§ **DIRECTIONS FOR THIS TASK**
Return the entries below exactly as written.
[DATASET ENTRIES]
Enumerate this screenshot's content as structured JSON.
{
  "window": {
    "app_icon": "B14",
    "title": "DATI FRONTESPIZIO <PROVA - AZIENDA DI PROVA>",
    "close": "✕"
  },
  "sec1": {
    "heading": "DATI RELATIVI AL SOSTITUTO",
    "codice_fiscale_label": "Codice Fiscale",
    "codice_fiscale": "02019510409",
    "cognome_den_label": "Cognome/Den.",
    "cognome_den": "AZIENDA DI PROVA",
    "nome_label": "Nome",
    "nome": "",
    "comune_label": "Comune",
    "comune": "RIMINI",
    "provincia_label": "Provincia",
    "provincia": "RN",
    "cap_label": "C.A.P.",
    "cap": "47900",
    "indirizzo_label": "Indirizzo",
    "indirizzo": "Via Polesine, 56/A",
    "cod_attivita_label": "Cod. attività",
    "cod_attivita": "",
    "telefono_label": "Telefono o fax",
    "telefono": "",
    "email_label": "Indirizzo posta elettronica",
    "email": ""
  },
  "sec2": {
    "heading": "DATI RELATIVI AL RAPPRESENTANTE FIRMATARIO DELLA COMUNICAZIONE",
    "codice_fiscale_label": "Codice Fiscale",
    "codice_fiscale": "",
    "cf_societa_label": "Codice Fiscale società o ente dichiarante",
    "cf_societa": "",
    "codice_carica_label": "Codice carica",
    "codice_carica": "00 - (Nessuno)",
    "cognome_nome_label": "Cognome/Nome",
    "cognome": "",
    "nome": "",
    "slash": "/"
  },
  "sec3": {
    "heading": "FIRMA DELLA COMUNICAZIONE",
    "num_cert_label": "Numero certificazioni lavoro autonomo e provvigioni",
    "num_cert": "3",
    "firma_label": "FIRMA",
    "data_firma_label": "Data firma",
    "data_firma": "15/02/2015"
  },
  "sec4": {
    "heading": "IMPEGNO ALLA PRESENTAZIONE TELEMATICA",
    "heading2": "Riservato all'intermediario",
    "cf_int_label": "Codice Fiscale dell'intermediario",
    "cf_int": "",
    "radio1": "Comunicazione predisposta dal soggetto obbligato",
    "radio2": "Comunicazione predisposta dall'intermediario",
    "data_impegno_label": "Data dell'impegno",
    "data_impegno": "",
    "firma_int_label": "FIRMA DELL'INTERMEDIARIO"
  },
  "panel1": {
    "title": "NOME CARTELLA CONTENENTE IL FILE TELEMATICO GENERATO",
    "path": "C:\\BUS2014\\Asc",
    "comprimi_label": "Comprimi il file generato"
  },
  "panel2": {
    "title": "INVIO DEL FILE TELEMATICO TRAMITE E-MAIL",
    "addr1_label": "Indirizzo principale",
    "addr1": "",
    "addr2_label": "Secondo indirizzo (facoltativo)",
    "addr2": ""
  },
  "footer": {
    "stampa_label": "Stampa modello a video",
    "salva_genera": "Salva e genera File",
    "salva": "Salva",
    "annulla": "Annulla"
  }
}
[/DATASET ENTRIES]
§ **EXERCISE SOLUTION**
Enumerate this screenshot's content as structured JSON.
{
  "window": {
    "app_icon": "B14",
    "title": "DATI FRONTESPIZIO <PROVA - AZIENDA DI PROVA>",
    "close": "✕"
  },
  "sec1": {
    "heading": "DATI RELATIVI AL SOSTITUTO",
    "codice_fiscale_label": "Codice Fiscale",
    "codice_fiscale": "02019510409",
    "cognome_den_label": "Cognome/Den.",
    "cognome_den": "AZIENDA DI PROVA",
    "nome_label": "Nome",
    "nome": "",
    "comune_label": "Comune",
    "comune": "RIMINI",
    "provincia_label": "Provincia",
    "provincia": "RN",
    "cap_label": "C.A.P.",
    "cap": "47900",
    "indirizzo_label": "Indirizzo",
    "indirizzo": "Via Polesine, 56/A",
    "cod_attivita_label": "Cod. attività",
    "cod_attivita": "",
    "telefono_label": "Telefono o fax",
    "telefono": "",
    "email_label": "Indirizzo posta elettronica",
    "email": ""
  },
  "sec2": {
    "heading": "DATI RELATIVI AL RAPPRESENTANTE FIRMATARIO DELLA COMUNICAZIONE",
    "codice_fiscale_label": "Codice Fiscale",
    "codice_fiscale": "",
    "cf_societa_label": "Codice Fiscale società o ente dichiarante",
    "cf_societa": "",
    "codice_carica_label": "Codice carica",
    "codice_carica": "00 - (Nessuno)",
    "cognome_nome_label": "Cognome/Nome",
    "cognome": "",
    "nome": "",
    "slash": "/"
  },
  "sec3": {
    "heading": "FIRMA DELLA COMUNICAZIONE",
    "num_cert_label": "Numero certificazioni lavoro autonomo e provvigioni",
    "num_cert": "3",
    "firma_label": "FIRMA",
    "data_firma_label": "Data firma",
    "data_firma": "15/02/2015"
  },
  "sec4": {
    "heading": "IMPEGNO ALLA PRESENTAZIONE TELEMATICA",
    "heading2": "Riservato all'intermediario",
    "cf_int_label": "Codice Fiscale dell'intermediario",
    "cf_int": "",
    "radio1": "Comunicazione predisposta dal soggetto obbligato",
    "radio2": "Comunicazione predisposta dall'intermediario",
    "data_impegno_label": "Data dell'impegno",
    "data_impegno": "",
    "firma_int_label": "FIRMA DELL'INTERMEDIARIO"
  },
  "panel1": {
    "title": "NOME CARTELLA CONTENENTE IL FILE TELEMATICO GENERATO",
    "path": "C:\\BUS2014\\Asc",
    "comprimi_label": "Comprimi il file generato"
  },
  "panel2": {
    "title": "INVIO DEL FILE TELEMATICO TRAMITE E-MAIL",
    "addr1_label": "Indirizzo principale",
    "addr1": "",
    "addr2_label": "Secondo indirizzo (facoltativo)",
    "addr2": ""
  },
  "footer": {
    "stampa_label": "Stampa modello a video",
    "salva_genera": "Salva e genera File",
    "salva": "Salva",
    "annulla": "Annulla"
  }
}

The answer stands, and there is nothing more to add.